AIM OF THE TASK =
Give every entry again, unchanged, and leave its images out.

EXERCISE INPUTS =
◇ ◇ ◇ ◇
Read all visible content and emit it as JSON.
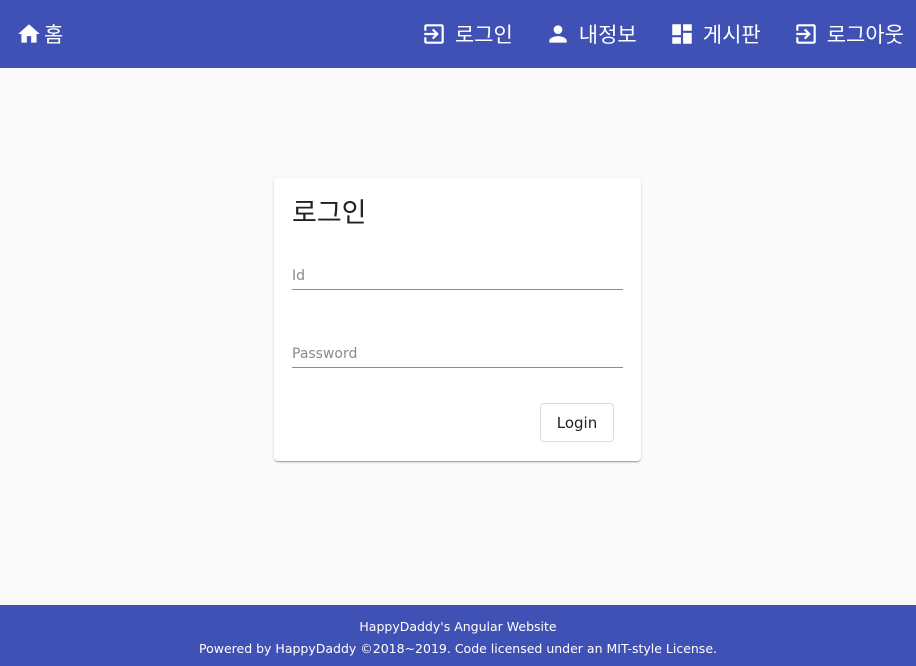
{
  "header": {
    "home": {
      "label": "홈",
      "icon": "home-icon"
    },
    "nav": [
      {
        "label": "로그인",
        "icon": "login-icon"
      },
      {
        "label": "내정보",
        "icon": "person-icon"
      },
      {
        "label": "게시판",
        "icon": "dashboard-icon"
      },
      {
        "label": "로그아웃",
        "icon": "logout-icon"
      }
    ]
  },
  "login_card": {
    "title": "로그인",
    "id_placeholder": "Id",
    "password_placeholder": "Password",
    "submit_label": "Login"
  },
  "footer": {
    "line1": "HappyDaddy's Angular Website",
    "line2": "Powered by HappyDaddy ©2018~2019. Code licensed under an MIT-style License."
  },
  "colors": {
    "primary": "#3f51b5",
    "background": "#fafafa"
  }
}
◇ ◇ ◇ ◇
RESPONSE TO THE TASK =
Read all visible content and emit it as JSON.
{
  "header": {
    "home": {
      "label": "홈",
      "icon": "home-icon"
    },
    "nav": [
      {
        "label": "로그인",
        "icon": "login-icon"
      },
      {
        "label": "내정보",
        "icon": "person-icon"
      },
      {
        "label": "게시판",
        "icon": "dashboard-icon"
      },
      {
        "label": "로그아웃",
        "icon": "logout-icon"
      }
    ]
  },
  "login_card": {
    "title": "로그인",
    "id_placeholder": "Id",
    "password_placeholder": "Password",
    "submit_label": "Login"
  },
  "footer": {
    "line1": "HappyDaddy's Angular Website",
    "line2": "Powered by HappyDaddy ©2018~2019. Code licensed under an MIT-style License."
  },
  "colors": {
    "primary": "#3f51b5",
    "background": "#fafafa"
  }
}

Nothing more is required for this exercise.